>damaged by alkalis, acids and sun
>resistant to solvents
>varying strength, luster, resistance to microorganisms and insects,
>burns slowly, leaving bead-like
>warmer than plant fibers Behaviours and Characteristics: NATURAL FIBERS: MINERAL Asbestos:
>good-excellent strength, flexibility, luster and density
>poor-fair: absorbency
>resistant to alkalis,solvents, acids and sun. Not affected by microorganisms or insects
>burns after prolonged periods in high heat (1520 degrees C) essentially fireproof
>only natural mineral found in fiber form
>95% is mined in Canada Rubber:
>good-excellent: strength, flexibility, medium density
>no luster or absorbency (impermeable to water)
>resistant to alkalis, acids and solvents
>damaged by body oils, and petroleum solvents.

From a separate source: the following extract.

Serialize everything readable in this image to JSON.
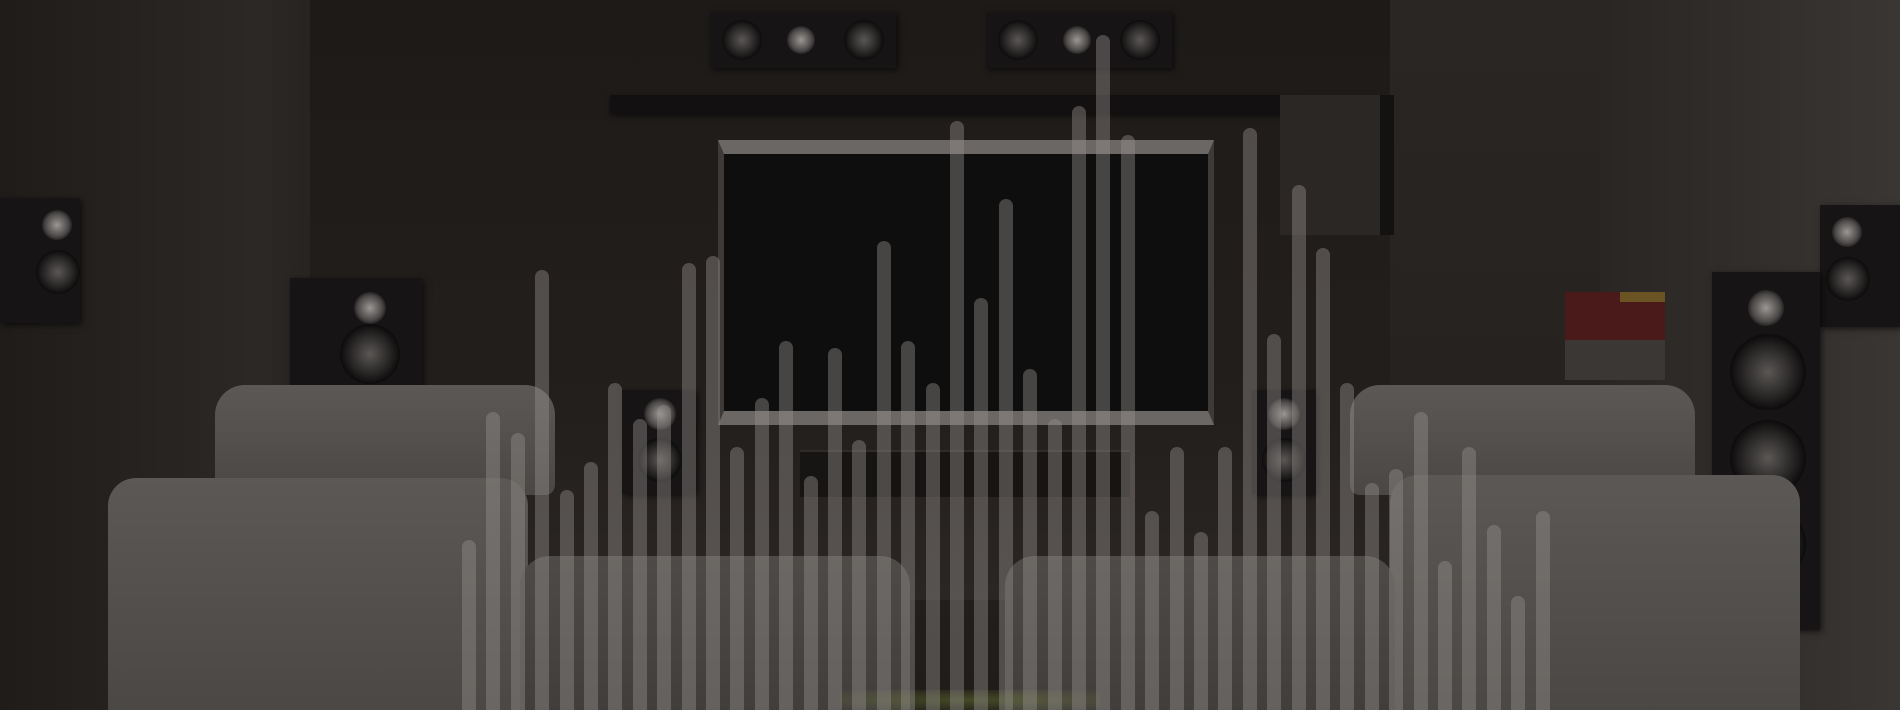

No resistance to sun
>melts, then burns rapidly,leave gummy black
residue. Becomes brittle in cold. Behaviours and Characteristics: SYNTHETIC FIBERS: ORGANIC, POLYMERS >good-excellent: strength (typically, sometimes varies), flexibility, recovery, elasticity and resilience

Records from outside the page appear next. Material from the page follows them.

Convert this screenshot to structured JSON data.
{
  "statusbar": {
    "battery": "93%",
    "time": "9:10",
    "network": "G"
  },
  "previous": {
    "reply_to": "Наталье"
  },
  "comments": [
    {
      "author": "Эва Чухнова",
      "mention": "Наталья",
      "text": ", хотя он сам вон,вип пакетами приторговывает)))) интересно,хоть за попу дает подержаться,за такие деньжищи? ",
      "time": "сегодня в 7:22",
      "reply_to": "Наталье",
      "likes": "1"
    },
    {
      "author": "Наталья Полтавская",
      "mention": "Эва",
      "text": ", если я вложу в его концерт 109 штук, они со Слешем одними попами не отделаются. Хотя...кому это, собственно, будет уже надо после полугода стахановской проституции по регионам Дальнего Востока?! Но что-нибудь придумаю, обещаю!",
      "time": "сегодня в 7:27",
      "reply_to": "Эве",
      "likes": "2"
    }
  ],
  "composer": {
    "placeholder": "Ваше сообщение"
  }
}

>poor-fair: density, absorbency, and varying luster
>resistant to microorganisms and insects. Most are resistant to alkalis, acids, solvents and sun
>burns slowly (with the exception of acrylic) leaving bead-like residue Behaviours and Characteristics: Behaviours and Characteristics: Glass:

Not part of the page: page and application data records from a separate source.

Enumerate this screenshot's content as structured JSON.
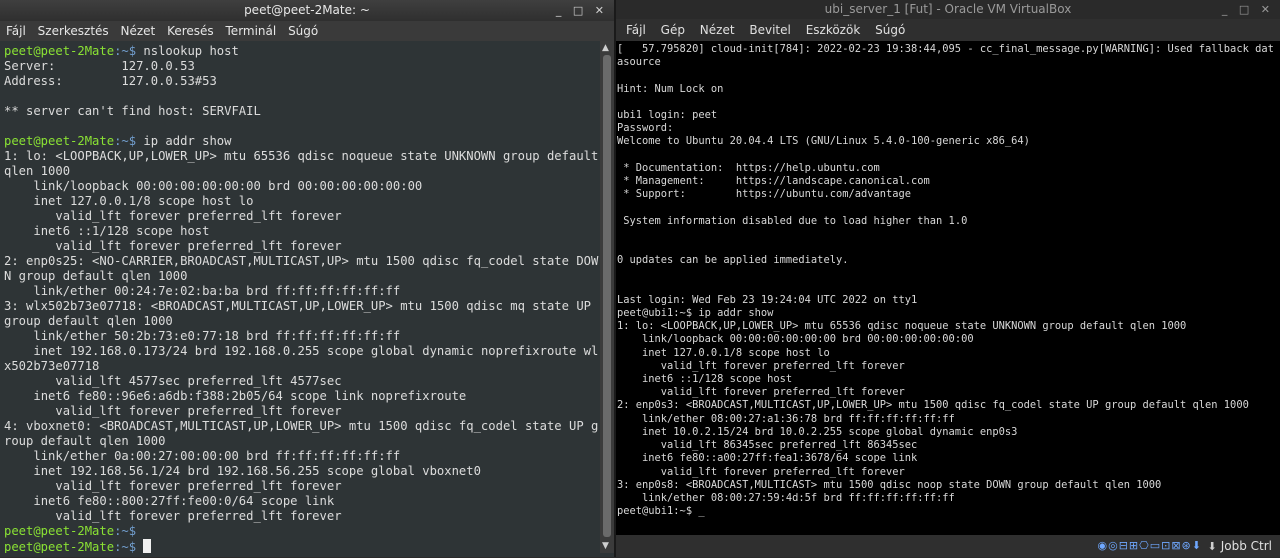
{
  "terminal": {
    "title": "peet@peet-2Mate: ~",
    "window_controls": "_ □ ✕",
    "menu": [
      "Fájl",
      "Szerkesztés",
      "Nézet",
      "Keresés",
      "Terminál",
      "Súgó"
    ],
    "prompt_user": "peet@peet-2Mate",
    "prompt_path": ":~$",
    "lines": [
      {
        "type": "prompt",
        "cmd": " nslookup host"
      },
      {
        "type": "out",
        "text": "Server:\t\t127.0.0.53"
      },
      {
        "type": "out",
        "text": "Address:\t127.0.0.53#53"
      },
      {
        "type": "out",
        "text": ""
      },
      {
        "type": "out",
        "text": "** server can't find host: SERVFAIL"
      },
      {
        "type": "out",
        "text": ""
      },
      {
        "type": "prompt",
        "cmd": " ip addr show"
      },
      {
        "type": "out",
        "text": "1: lo: <LOOPBACK,UP,LOWER_UP> mtu 65536 qdisc noqueue state UNKNOWN group default qlen 1000"
      },
      {
        "type": "out",
        "text": "    link/loopback 00:00:00:00:00:00 brd 00:00:00:00:00:00"
      },
      {
        "type": "out",
        "text": "    inet 127.0.0.1/8 scope host lo"
      },
      {
        "type": "out",
        "text": "       valid_lft forever preferred_lft forever"
      },
      {
        "type": "out",
        "text": "    inet6 ::1/128 scope host"
      },
      {
        "type": "out",
        "text": "       valid_lft forever preferred_lft forever"
      },
      {
        "type": "out",
        "text": "2: enp0s25: <NO-CARRIER,BROADCAST,MULTICAST,UP> mtu 1500 qdisc fq_codel state DOWN group default qlen 1000"
      },
      {
        "type": "out",
        "text": "    link/ether 00:24:7e:02:ba:ba brd ff:ff:ff:ff:ff:ff"
      },
      {
        "type": "out",
        "text": "3: wlx502b73e07718: <BROADCAST,MULTICAST,UP,LOWER_UP> mtu 1500 qdisc mq state UP group default qlen 1000"
      },
      {
        "type": "out",
        "text": "    link/ether 50:2b:73:e0:77:18 brd ff:ff:ff:ff:ff:ff"
      },
      {
        "type": "out",
        "text": "    inet 192.168.0.173/24 brd 192.168.0.255 scope global dynamic noprefixroute wlx502b73e07718"
      },
      {
        "type": "out",
        "text": "       valid_lft 4577sec preferred_lft 4577sec"
      },
      {
        "type": "out",
        "text": "    inet6 fe80::96e6:a6db:f388:2b05/64 scope link noprefixroute"
      },
      {
        "type": "out",
        "text": "       valid_lft forever preferred_lft forever"
      },
      {
        "type": "out",
        "text": "4: vboxnet0: <BROADCAST,MULTICAST,UP,LOWER_UP> mtu 1500 qdisc fq_codel state UP group default qlen 1000"
      },
      {
        "type": "out",
        "text": "    link/ether 0a:00:27:00:00:00 brd ff:ff:ff:ff:ff:ff"
      },
      {
        "type": "out",
        "text": "    inet 192.168.56.1/24 brd 192.168.56.255 scope global vboxnet0"
      },
      {
        "type": "out",
        "text": "       valid_lft forever preferred_lft forever"
      },
      {
        "type": "out",
        "text": "    inet6 fe80::800:27ff:fe00:0/64 scope link"
      },
      {
        "type": "out",
        "text": "       valid_lft forever preferred_lft forever"
      },
      {
        "type": "prompt",
        "cmd": ""
      },
      {
        "type": "prompt_cursor",
        "cmd": " "
      }
    ]
  },
  "vbox": {
    "title": "ubi_server_1 [Fut] - Oracle VM VirtualBox",
    "window_controls": "_ □ ✕",
    "menu": [
      "Fájl",
      "Gép",
      "Nézet",
      "Bevitel",
      "Eszközök",
      "Súgó"
    ],
    "console": "[   57.795820] cloud-init[784]: 2022-02-23 19:38:44,095 - cc_final_message.py[WARNING]: Used fallback datasource\n\nHint: Num Lock on\n\nubi1 login: peet\nPassword:\nWelcome to Ubuntu 20.04.4 LTS (GNU/Linux 5.4.0-100-generic x86_64)\n\n * Documentation:  https://help.ubuntu.com\n * Management:     https://landscape.canonical.com\n * Support:        https://ubuntu.com/advantage\n\n System information disabled due to load higher than 1.0\n\n\n0 updates can be applied immediately.\n\n\nLast login: Wed Feb 23 19:24:04 UTC 2022 on tty1\npeet@ubi1:~$ ip addr show\n1: lo: <LOOPBACK,UP,LOWER_UP> mtu 65536 qdisc noqueue state UNKNOWN group default qlen 1000\n    link/loopback 00:00:00:00:00:00 brd 00:00:00:00:00:00\n    inet 127.0.0.1/8 scope host lo\n       valid_lft forever preferred_lft forever\n    inet6 ::1/128 scope host\n       valid_lft forever preferred_lft forever\n2: enp0s3: <BROADCAST,MULTICAST,UP,LOWER_UP> mtu 1500 qdisc fq_codel state UP group default qlen 1000\n    link/ether 08:00:27:a1:36:78 brd ff:ff:ff:ff:ff:ff\n    inet 10.0.2.15/24 brd 10.0.2.255 scope global dynamic enp0s3\n       valid_lft 86345sec preferred_lft 86345sec\n    inet6 fe80::a00:27ff:fea1:3678/64 scope link\n       valid_lft forever preferred_lft forever\n3: enp0s8: <BROADCAST,MULTICAST> mtu 1500 qdisc noop state DOWN group default qlen 1000\n    link/ether 08:00:27:59:4d:5f brd ff:ff:ff:ff:ff:ff\npeet@ubi1:~$ _",
    "status_icons": "◉◎⊟⊞⎔▭⊡⊠⊛⬇",
    "host_key": "Jobb Ctrl"
  },
  "colors": {
    "prompt_user": "#8ae234",
    "prompt_path": "#729fcf",
    "terminal_bg": "#2e3436"
  }
}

>good-excellent: strength, resilience, flexibility, recovery and density. Medium luster and elasticity
>no absorbency
>damaged by alkalis
>resistant to solvents, acids, microorganisms and insects
>will not burn, but softens and goes red SYNTHETIC FIBERS: ORGANIC, CELLULOSE SYNTHETIC FIBERS: INORGANIC >recovery, resilience, flexibility and elasticity vary
>medium density, low strength and absorbency
>damaged by acids, sun, and can be by microorganisms and insects
>resistant to solvents. A medium resistance to alkalis
>burns rapidly, leaving bead-like residue - play on lighting against colour and texture
- connotations of how they make clients feel
- understand the client's needs
- focal or blend in with room - client's needs: do they have kids? pets?
- abrasion: check double rub tests especially for upholstery; Martindale vs Wyzenbeek
- what application are you using it for?
- clarify with sales representatives if your chosen fabric is appropriate for that function Metal:
>good-excellent: density and luster, medium resilience
>poor-fair: strength, flexibility, recovery, elasticity and absorbency
>resistant to alkalis, acids, solvents, sun, microorganisms and insects
>pure metal does not burn, glows red. coated metal burns as coating American Association of Textile Chemists and Colourists AATCC ACT Association for Contract Textiles FSA Fabric Structures Association Industrial Fabric Association International IFAI GRAPHIC SYMBOL: American Society for Testing Materials >woven textile made of 100% polyethylene (cleanest type of plastic available)
>high performance characteristics are contained in the individual filaments of yarn
>no finishes, coatings or additives to enhance performance
>has achieved Cradle to Cradle Silver Certification. >Spinneybeck’s Recycled Leather is taken from ground up shoe-sole scraps mixed with a water-based adhesive to bind
> result is used for Spinneybeck leather tiles
>tiles can be used in a wide range of vertical and upholstery applications, in a range of colors and shapes
>unlike traditional leather tiles (little or no resistance to abrasion, fading, and staining) Spinneybeck leather tiles treated with a water-repellent finish which absorbs becoming integral part of the surface >combination of repurposed cork and elastane. >suited to upholstery, wall coverings, and wall panel applications
>benefits:high elasticity of elastane, acoustic and thermal properties of cork
>cork made with the by-products from wine stopper production
>treated with a metallic finish
>available in a range of colors and fiber combinations >fiber derives from corn, a renewable resource. >use bacterial fermentation to convert corn from a starch to sugar to polylactic acid
>acid processed like most thermoplastics into fiber
>a closed loop sustainable product
>natural origins allow safe biodegradation >Future plansto utilize corn husks and other inedible parts of the plant Picking Variety of yarn Blending and feeding Picking fibers Opening cotton fibers Carding Drawing Spinning
Full transcript